##### SOURCE DATA #####

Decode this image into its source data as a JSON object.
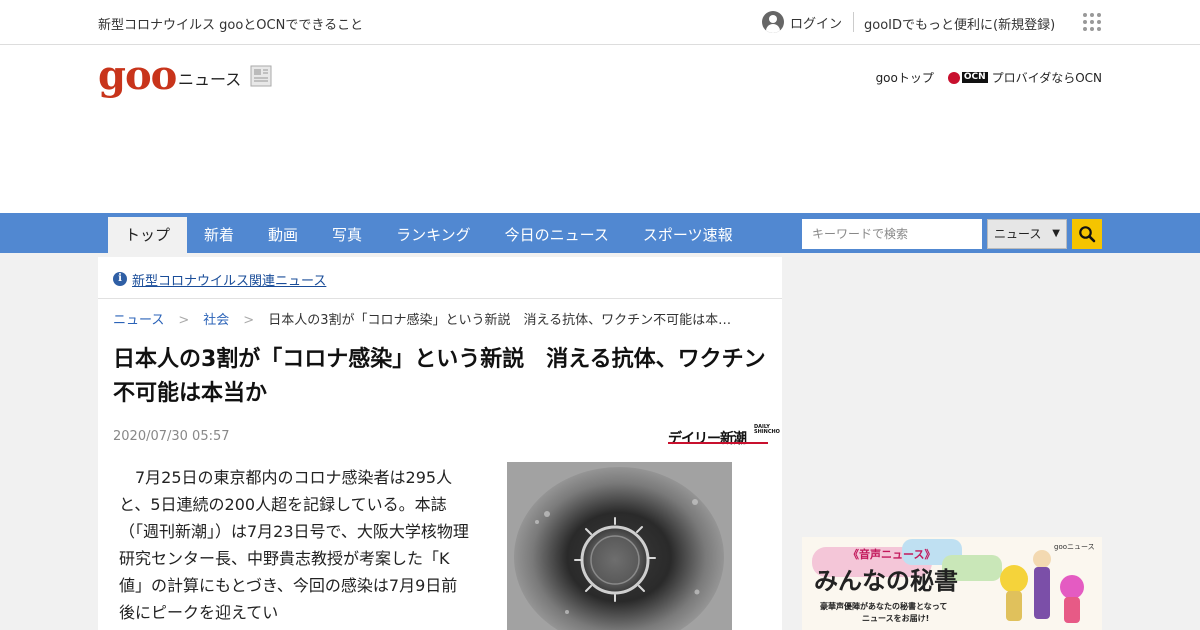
{
  "topbar": {
    "promo": "新型コロナウイルス gooとOCNでできること",
    "login": "ログイン",
    "register": "gooIDでもっと便利に(新規登録)"
  },
  "header": {
    "logo": "goo",
    "section": "ニュース",
    "links": {
      "goo_top": "gooトップ",
      "ocn_mark": "OCN",
      "ocn": "プロバイダならOCN"
    }
  },
  "nav": {
    "tabs": [
      "トップ",
      "新着",
      "動画",
      "写真",
      "ランキング",
      "今日のニュース",
      "スポーツ速報"
    ],
    "active_tab": "トップ",
    "search_placeholder": "キーワードで検索",
    "search_scope": "ニュース",
    "search_scope_caret": "▼"
  },
  "notice": {
    "icon": "i",
    "link": "新型コロナウイルス関連ニュース"
  },
  "breadcrumb": {
    "items": [
      "ニュース",
      "社会"
    ],
    "current": "日本人の3割が「コロナ感染」という新説　消える抗体、ワクチン不可能は本…",
    "separator": ">"
  },
  "article": {
    "title": "日本人の3割が「コロナ感染」という新説　消える抗体、ワクチン不可能は本当か",
    "date": "2020/07/30 05:57",
    "source": {
      "name": "デイリー新潮",
      "sub_line1": "DAILY",
      "sub_line2": "SHINCHO"
    },
    "paragraph": "　7月25日の東京都内のコロナ感染者は295人と、5日連続の200人超を記録している。本誌（「週刊新潮」）は7月23日号で、大阪大学核物理研究センター長、中野貴志教授が考案した「K値」の計算にもとづき、今回の感染は7月9日前後にピークを迎えてい"
  },
  "ad": {
    "tag": "《音声ニュース》",
    "brand": "gooニュース",
    "headline": "みんなの秘書",
    "subline1": "豪華声優陣があなたの秘書となって",
    "subline2": "ニュースをお届け!"
  },
  "colors": {
    "brand_red": "#c8341b",
    "nav_blue": "#5188d1",
    "search_yellow": "#f5c400",
    "link_blue": "#2b63b8"
  }
}
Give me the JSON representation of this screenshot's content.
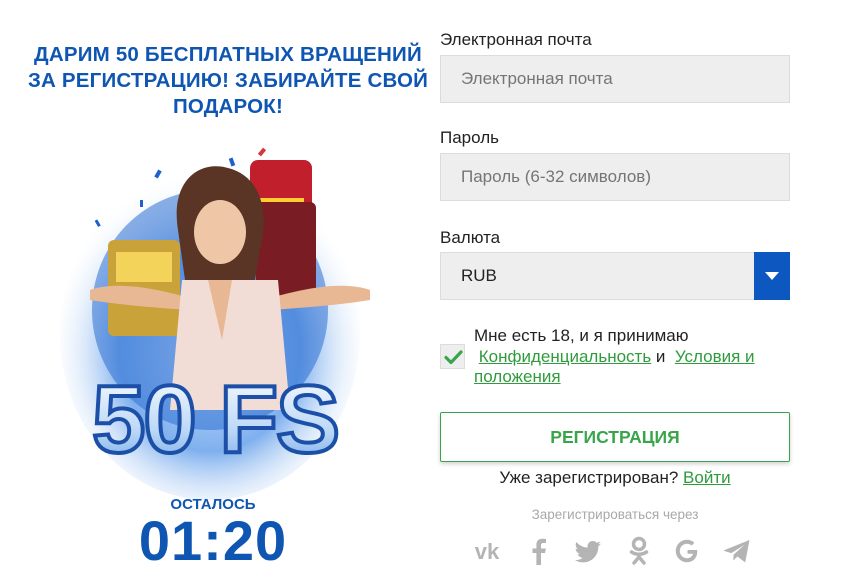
{
  "promo": {
    "title_lines": [
      "ДАРИМ 50 БЕСПЛАТНЫХ ВРАЩЕНИЙ",
      "ЗА РЕГИСТРАЦИЮ! ЗАБИРАЙТЕ СВОЙ",
      "ПОДАРОК!"
    ],
    "banner_text": "50 FS",
    "countdown_label": "ОСТАЛОСЬ",
    "countdown_value": "01:20"
  },
  "form": {
    "email_label": "Электронная почта",
    "email_placeholder": "Электронная почта",
    "password_label": "Пароль",
    "password_placeholder": "Пароль (6-32 символов)",
    "currency_label": "Валюта",
    "currency_value": "RUB",
    "consent_text": "Мне есть 18, и я принимаю",
    "privacy_link": "Конфиденциальность",
    "and_text": "и",
    "terms_link": "Условия и положения",
    "consent_checked": true,
    "register_button": "РЕГИСТРАЦИЯ",
    "already_registered": "Уже зарегистрирован?",
    "login_link": "Войти",
    "social_title": "Зарегистрироваться через",
    "social_icons": [
      "vk-icon",
      "facebook-icon",
      "twitter-icon",
      "odnoklassniki-icon",
      "google-icon",
      "telegram-icon"
    ]
  },
  "colors": {
    "brand_blue": "#0f56b3",
    "accent_green": "#39a54a",
    "social_gray": "#b4b4b4"
  }
}
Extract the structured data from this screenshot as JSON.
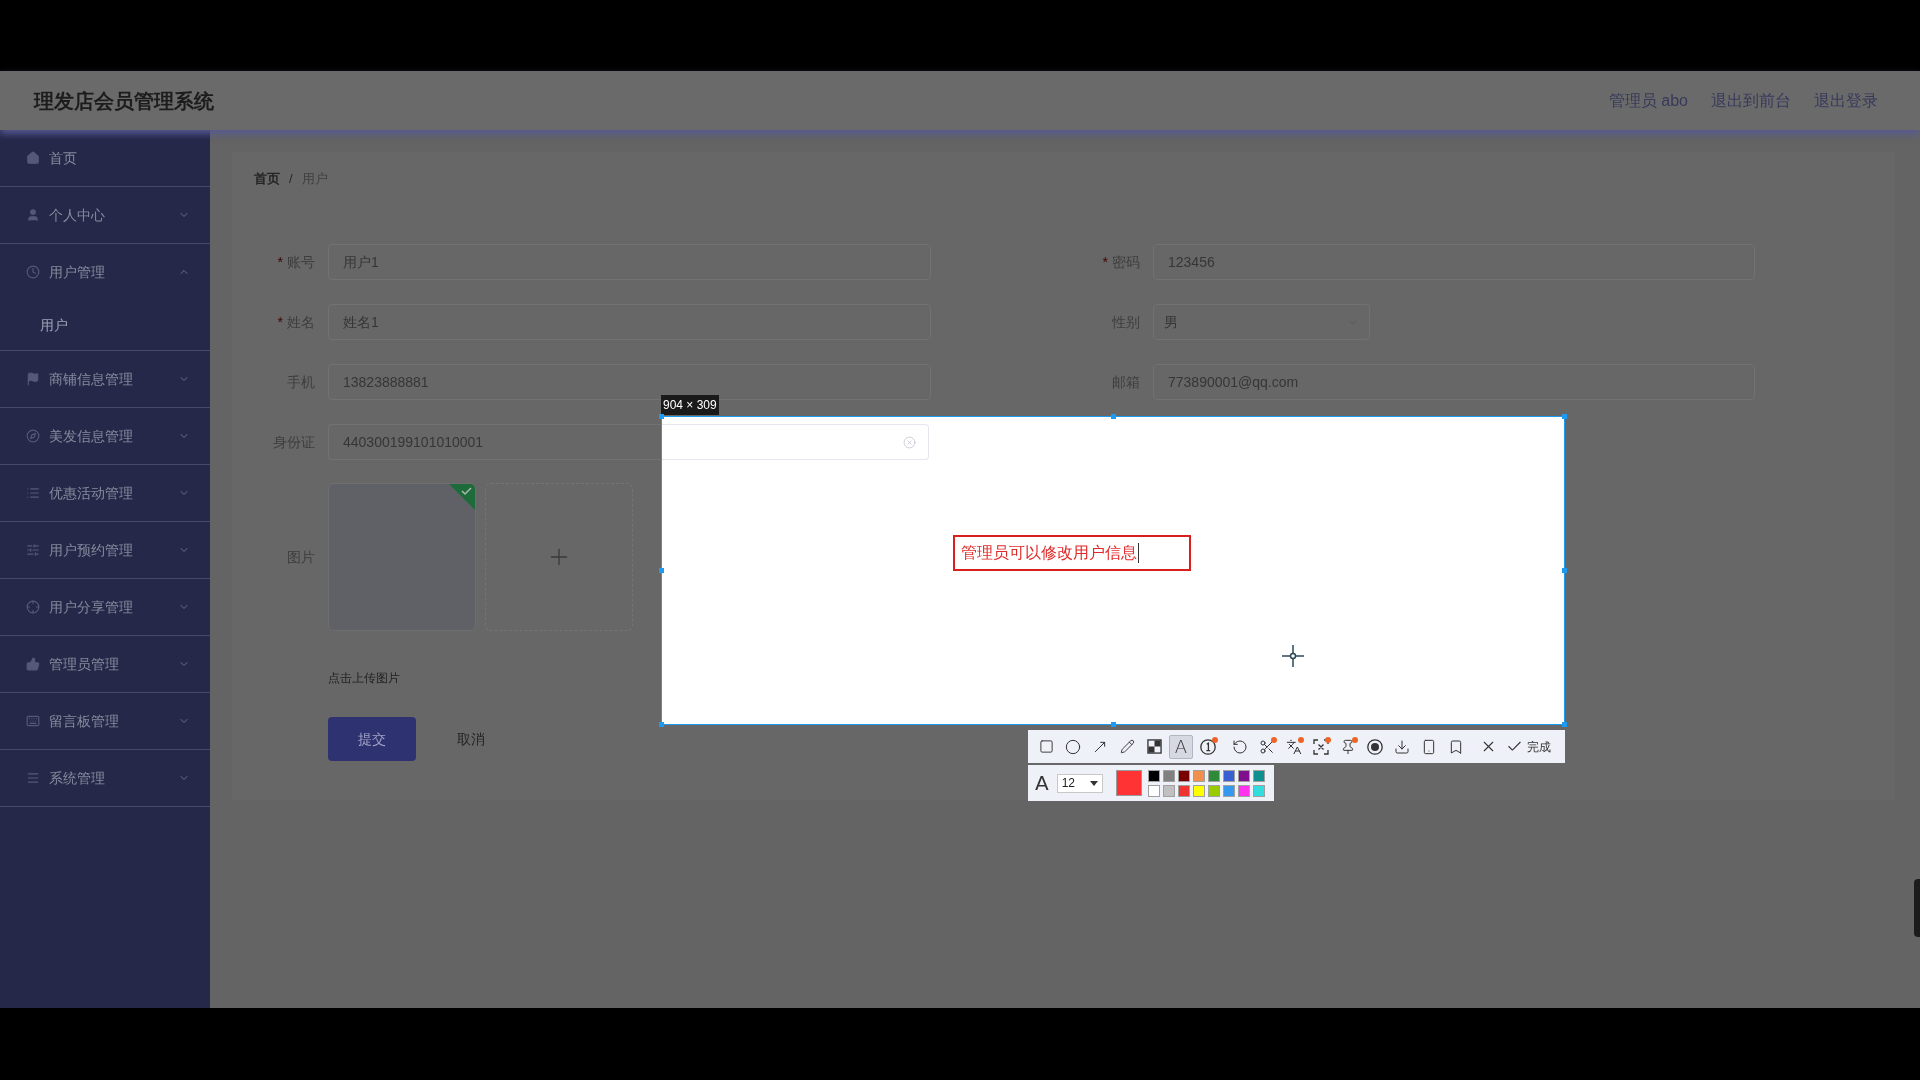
{
  "header": {
    "title": "理发店会员管理系统",
    "links": [
      "管理员 abo",
      "退出到前台",
      "退出登录"
    ]
  },
  "sidebar": {
    "items": [
      {
        "label": "首页",
        "kind": "link"
      },
      {
        "label": "个人中心",
        "kind": "group",
        "expanded": false
      },
      {
        "label": "用户管理",
        "kind": "group",
        "expanded": true,
        "children": [
          {
            "label": "用户",
            "selected": true
          }
        ]
      },
      {
        "label": "商铺信息管理",
        "kind": "group",
        "expanded": false
      },
      {
        "label": "美发信息管理",
        "kind": "group",
        "expanded": false
      },
      {
        "label": "优惠活动管理",
        "kind": "group",
        "expanded": false
      },
      {
        "label": "用户预约管理",
        "kind": "group",
        "expanded": false
      },
      {
        "label": "用户分享管理",
        "kind": "group",
        "expanded": false
      },
      {
        "label": "管理员管理",
        "kind": "group",
        "expanded": false
      },
      {
        "label": "留言板管理",
        "kind": "group",
        "expanded": false
      },
      {
        "label": "系统管理",
        "kind": "group",
        "expanded": false
      }
    ]
  },
  "breadcrumb": {
    "items": [
      "首页",
      "用户"
    ],
    "separator": "/"
  },
  "form": {
    "fields": [
      {
        "label": "账号",
        "required_mark": "*",
        "kind": "input",
        "value": "用户1"
      },
      {
        "label": "密码",
        "required_mark": "*",
        "kind": "input",
        "value": "123456"
      },
      {
        "label": "姓名",
        "required_mark": "*",
        "kind": "input",
        "value": "姓名1"
      },
      {
        "label": "性别",
        "kind": "select",
        "value": "男"
      },
      {
        "label": "手机",
        "kind": "input",
        "value": "13823888881"
      },
      {
        "label": "邮箱",
        "kind": "input",
        "value": "773890001@qq.com"
      },
      {
        "label": "身份证",
        "kind": "input",
        "value": "440300199101010001"
      }
    ],
    "image": {
      "label": "图片",
      "uploaded": true,
      "hint": "点击上传图片"
    },
    "buttons": [
      {
        "label": "提交",
        "kind": "primary"
      },
      {
        "label": "取消",
        "kind": "plain"
      }
    ]
  },
  "screenshot_tool": {
    "size_label": "904 × 309",
    "annotation": {
      "text": "管理员可以修改用户信息"
    },
    "toolbar": {
      "groups": [
        {
          "tools": [
            {
              "kind": "rectangle",
              "selected": false,
              "badge": false
            },
            {
              "kind": "ellipse",
              "selected": false,
              "badge": false
            },
            {
              "kind": "arrow",
              "selected": false,
              "badge": false
            },
            {
              "kind": "pen",
              "selected": false,
              "badge": false
            },
            {
              "kind": "mosaic",
              "selected": false,
              "badge": false
            },
            {
              "kind": "text",
              "glyph": "A",
              "selected": true,
              "badge": false
            },
            {
              "kind": "number",
              "selected": false,
              "badge": true
            }
          ]
        },
        {
          "tools": [
            {
              "kind": "undo",
              "selected": false,
              "badge": false
            },
            {
              "kind": "cut",
              "selected": false,
              "badge": true
            },
            {
              "kind": "translate",
              "selected": false,
              "badge": true
            },
            {
              "kind": "ocr",
              "selected": false,
              "badge": true
            },
            {
              "kind": "pin",
              "selected": false,
              "badge": true
            },
            {
              "kind": "record",
              "selected": false,
              "badge": false
            },
            {
              "kind": "save",
              "selected": false,
              "badge": false
            },
            {
              "kind": "long",
              "selected": false,
              "badge": false
            },
            {
              "kind": "bookmark",
              "selected": false,
              "badge": false
            }
          ]
        },
        {
          "tools": [
            {
              "kind": "close",
              "selected": false,
              "badge": false
            },
            {
              "kind": "done",
              "label": "完成",
              "selected": false,
              "badge": false
            }
          ]
        }
      ]
    },
    "text_options": {
      "glyph": "A",
      "size": "12",
      "current": {
        "color": "#ff3333"
      },
      "swatches": [
        {
          "color": "#000000"
        },
        {
          "color": "#808080"
        },
        {
          "color": "#7a0000"
        },
        {
          "color": "#f0904a"
        },
        {
          "color": "#2e8b3a"
        },
        {
          "color": "#3a5fd0"
        },
        {
          "color": "#7f0f8f"
        },
        {
          "color": "#0f8f8f"
        },
        {
          "color": "#ffffff"
        },
        {
          "color": "#c0c0c0"
        },
        {
          "color": "#ee3333"
        },
        {
          "color": "#ffff00"
        },
        {
          "color": "#99cc00"
        },
        {
          "color": "#3399ee"
        },
        {
          "color": "#ff33ee"
        },
        {
          "color": "#33dddd"
        }
      ]
    }
  }
}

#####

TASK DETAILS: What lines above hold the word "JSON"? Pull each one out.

YOUR RESPONSE:
Decode this image into its source data as a JSON object.
Give me the JSON representation of this screenshot's content.
Extract the structured data from this screenshot as JSON.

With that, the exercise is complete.